_What the task asks_
The string "View" may appear in lines of the listing. Report each line where it does.

--- Records for this task Enclosed Below ---

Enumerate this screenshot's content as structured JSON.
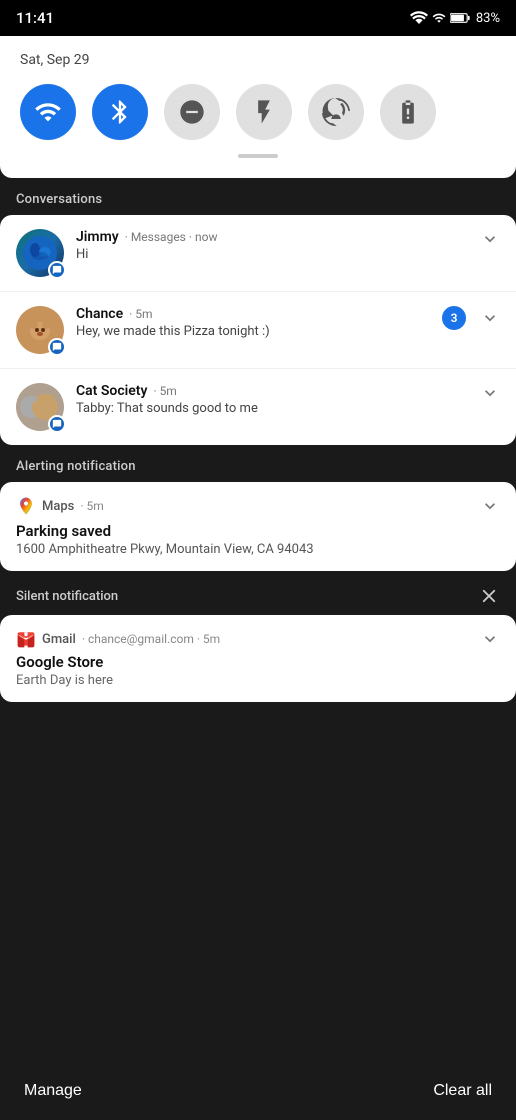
{
  "statusBar": {
    "time": "11:41",
    "battery": "83%",
    "wifiIcon": "wifi-icon",
    "signalIcon": "signal-icon",
    "batteryIcon": "battery-icon"
  },
  "quickSettings": {
    "date": "Sat, Sep 29",
    "toggles": [
      {
        "id": "wifi",
        "label": "WiFi",
        "active": true
      },
      {
        "id": "bluetooth",
        "label": "Bluetooth",
        "active": true
      },
      {
        "id": "dnd",
        "label": "Do Not Disturb",
        "active": false
      },
      {
        "id": "flashlight",
        "label": "Flashlight",
        "active": false
      },
      {
        "id": "rotate",
        "label": "Auto Rotate",
        "active": false
      },
      {
        "id": "battery-saver",
        "label": "Battery Saver",
        "active": false
      }
    ]
  },
  "conversations": {
    "sectionLabel": "Conversations",
    "items": [
      {
        "sender": "Jimmy",
        "app": "Messages",
        "time": "now",
        "message": "Hi",
        "unreadCount": null
      },
      {
        "sender": "Chance",
        "app": "",
        "time": "5m",
        "message": "Hey, we made this Pizza tonight :)",
        "unreadCount": 3
      },
      {
        "sender": "Cat Society",
        "app": "",
        "time": "5m",
        "message": "Tabby: That sounds good to me",
        "unreadCount": null
      }
    ]
  },
  "alertingNotification": {
    "sectionLabel": "Alerting notification",
    "app": "Maps",
    "time": "5m",
    "title": "Parking saved",
    "body": "1600 Amphitheatre Pkwy, Mountain View, CA 94043"
  },
  "silentNotification": {
    "sectionLabel": "Silent notification",
    "app": "Gmail",
    "email": "chance@gmail.com",
    "time": "5m",
    "title": "Google Store",
    "body": "Earth Day is here"
  },
  "bottomBar": {
    "manageLabel": "Manage",
    "clearAllLabel": "Clear all"
  }
}
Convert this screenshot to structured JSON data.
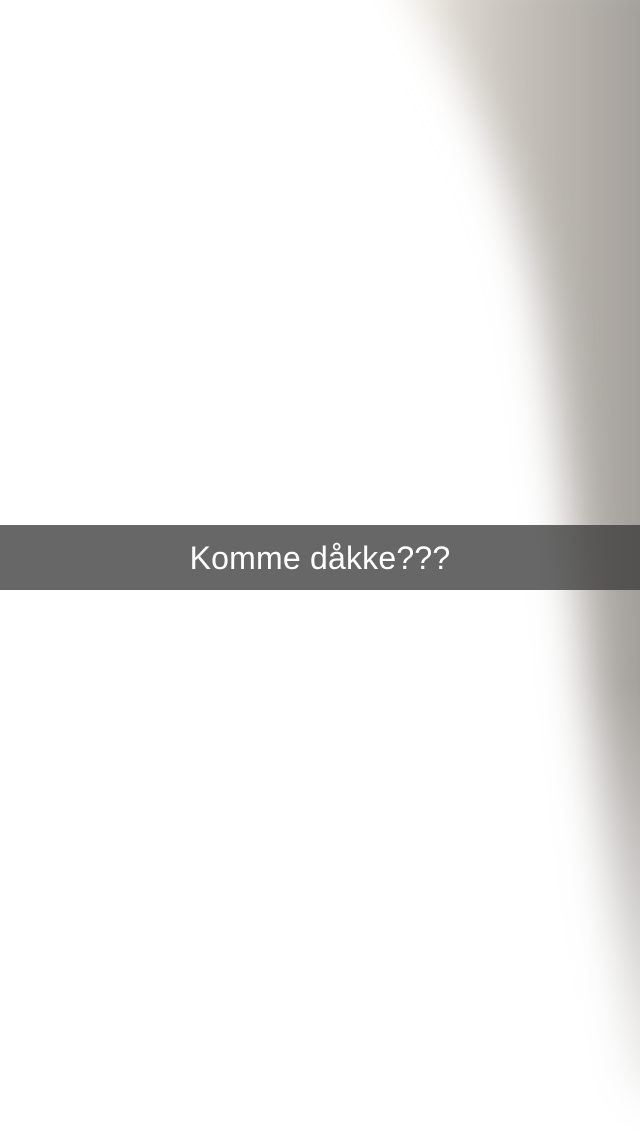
{
  "snap": {
    "caption": "Komme dåkke???",
    "background": "blurred-photo-white-wall-with-grey-shadow"
  },
  "colors": {
    "caption_bar": "#3c3c3c",
    "caption_text": "#ffffff",
    "shadow": "#8f8c89",
    "highlight": "#ffffff"
  }
}
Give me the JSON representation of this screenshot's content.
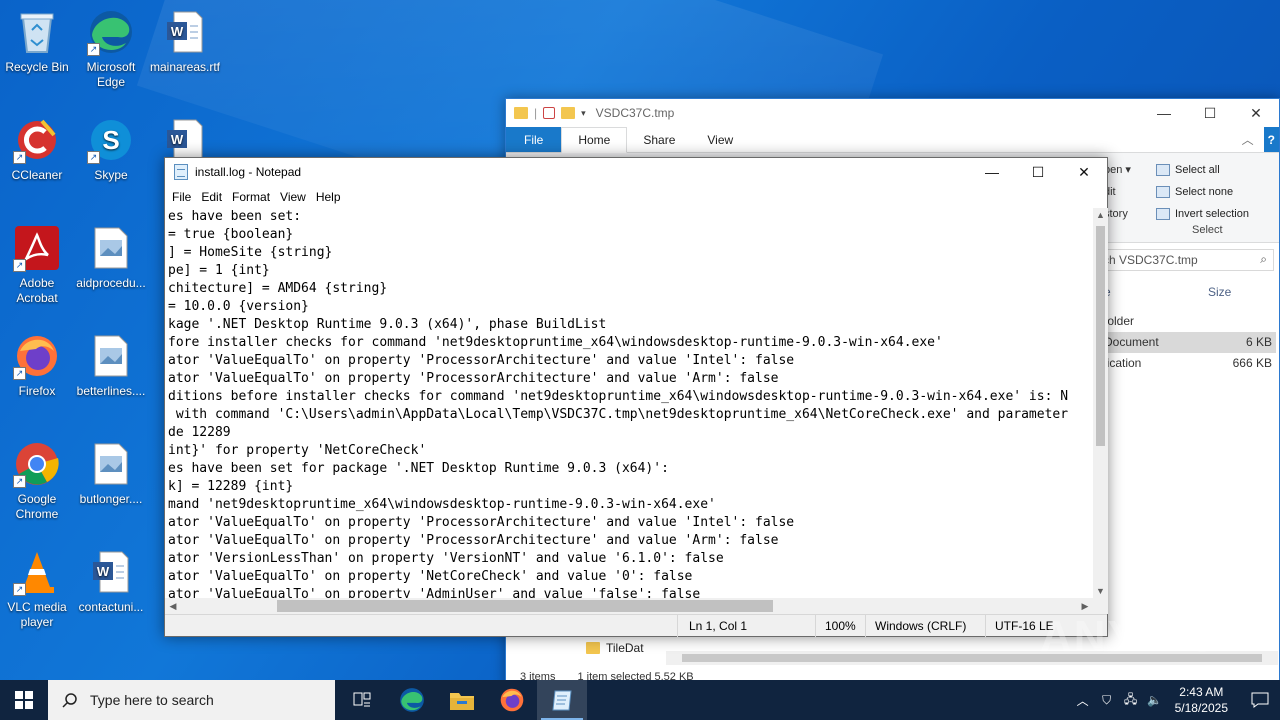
{
  "desktop_icons": [
    {
      "label": "Recycle Bin"
    },
    {
      "label": "Microsoft Edge"
    },
    {
      "label": "mainareas.rtf"
    },
    {
      "label": "CCleaner"
    },
    {
      "label": "Skype"
    },
    {
      "label": "Adobe Acrobat"
    },
    {
      "label": "aidprocedu..."
    },
    {
      "label": "Firefox"
    },
    {
      "label": "betterlines...."
    },
    {
      "label": "Google Chrome"
    },
    {
      "label": "butlonger...."
    },
    {
      "label": "VLC media player"
    },
    {
      "label": "contactuni..."
    }
  ],
  "explorer": {
    "title": "VSDC37C.tmp",
    "tabs": [
      "File",
      "Home",
      "Share",
      "View"
    ],
    "ribbon_left": [
      "pen ▾",
      "dit",
      "story"
    ],
    "select_group": {
      "items": [
        "Select all",
        "Select none",
        "Invert selection"
      ],
      "label": "Select"
    },
    "search_placeholder": "ch VSDC37C.tmp",
    "column_name": "e",
    "column_size": "Size",
    "rows": [
      {
        "name": "folder",
        "size": ""
      },
      {
        "name": "Document",
        "size": "6 KB"
      },
      {
        "name": "lication",
        "size": "666 KB"
      }
    ],
    "tiledata_label": "TileDat",
    "status": {
      "items": "3 items",
      "selected": "1 item selected  5.52 KB"
    }
  },
  "notepad": {
    "title": "install.log - Notepad",
    "menu": [
      "File",
      "Edit",
      "Format",
      "View",
      "Help"
    ],
    "lines": [
      "es have been set:",
      "= true {boolean}",
      "] = HomeSite {string}",
      "pe] = 1 {int}",
      "chitecture] = AMD64 {string}",
      "= 10.0.0 {version}",
      "kage '.NET Desktop Runtime 9.0.3 (x64)', phase BuildList",
      "fore installer checks for command 'net9desktopruntime_x64\\windowsdesktop-runtime-9.0.3-win-x64.exe'",
      "ator 'ValueEqualTo' on property 'ProcessorArchitecture' and value 'Intel': false",
      "ator 'ValueEqualTo' on property 'ProcessorArchitecture' and value 'Arm': false",
      "ditions before installer checks for command 'net9desktopruntime_x64\\windowsdesktop-runtime-9.0.3-win-x64.exe' is: N",
      " with command 'C:\\Users\\admin\\AppData\\Local\\Temp\\VSDC37C.tmp\\net9desktopruntime_x64\\NetCoreCheck.exe' and parameter",
      "de 12289",
      "int}' for property 'NetCoreCheck'",
      "es have been set for package '.NET Desktop Runtime 9.0.3 (x64)':",
      "k] = 12289 {int}",
      "mand 'net9desktopruntime_x64\\windowsdesktop-runtime-9.0.3-win-x64.exe'",
      "ator 'ValueEqualTo' on property 'ProcessorArchitecture' and value 'Intel': false",
      "ator 'ValueEqualTo' on property 'ProcessorArchitecture' and value 'Arm': false",
      "ator 'VersionLessThan' on property 'VersionNT' and value '6.1.0': false",
      "ator 'ValueEqualTo' on property 'NetCoreCheck' and value '0': false",
      "ator 'ValueEqualTo' on property 'AdminUser' and value 'false': false"
    ],
    "status": {
      "position": "Ln 1, Col 1",
      "zoom": "100%",
      "line_ending": "Windows (CRLF)",
      "encoding": "UTF-16 LE"
    }
  },
  "taskbar": {
    "search_placeholder": "Type here to search",
    "time": "2:43 AM",
    "date": "5/18/2025"
  },
  "watermark": "ANY RUN"
}
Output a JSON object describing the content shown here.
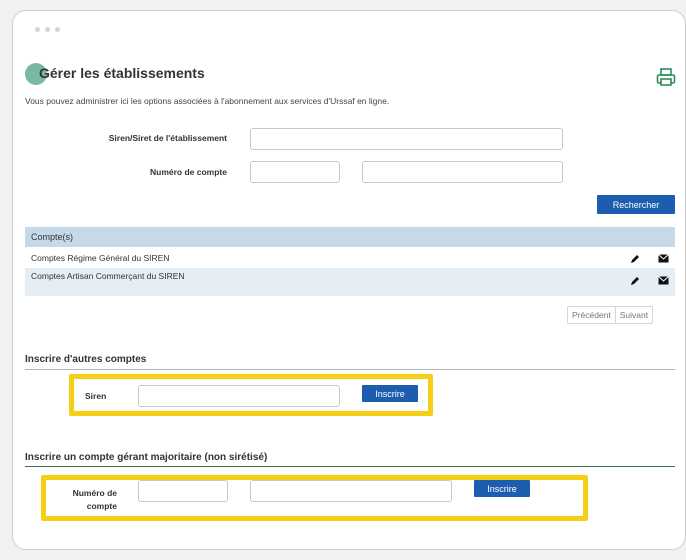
{
  "page": {
    "title": "Gérer les établissements",
    "subtitle": "Vous pouvez administrer ici les options associées à l'abonnement aux services d'Urssaf en ligne."
  },
  "search_form": {
    "siren_label": "Siren/Siret de l'établissement",
    "account_label": "Numéro de compte",
    "search_button": "Rechercher"
  },
  "accounts": {
    "header": "Compte(s)",
    "rows": [
      {
        "label": "Comptes Régime Général du SIREN"
      },
      {
        "label": "Comptes Artisan Commerçant du SIREN"
      }
    ]
  },
  "pagination": {
    "previous": "Précédent",
    "next": "Suivant"
  },
  "other_accounts": {
    "title": "Inscrire d'autres comptes",
    "siren_label": "Siren",
    "button": "Inscrire"
  },
  "manager_account": {
    "title": "Inscrire un compte gérant majoritaire (non sirétisé)",
    "account_label_line1": "Numéro de",
    "account_label_line2": "compte",
    "button": "Inscrire"
  },
  "colors": {
    "primary_button": "#1c5db0",
    "table_header": "#c6d9e8",
    "highlight": "#f5cf15",
    "title_circle": "#79b8a3",
    "print_icon": "#2d8a5a"
  },
  "icons": {
    "print": "print-icon",
    "edit": "pencil-icon",
    "mail": "envelope-icon"
  }
}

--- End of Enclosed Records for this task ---

_Solution below_
    "body": "1600 Amphitheatre Pkwy, Mountain View, CA 94043"
      "View"
      "View",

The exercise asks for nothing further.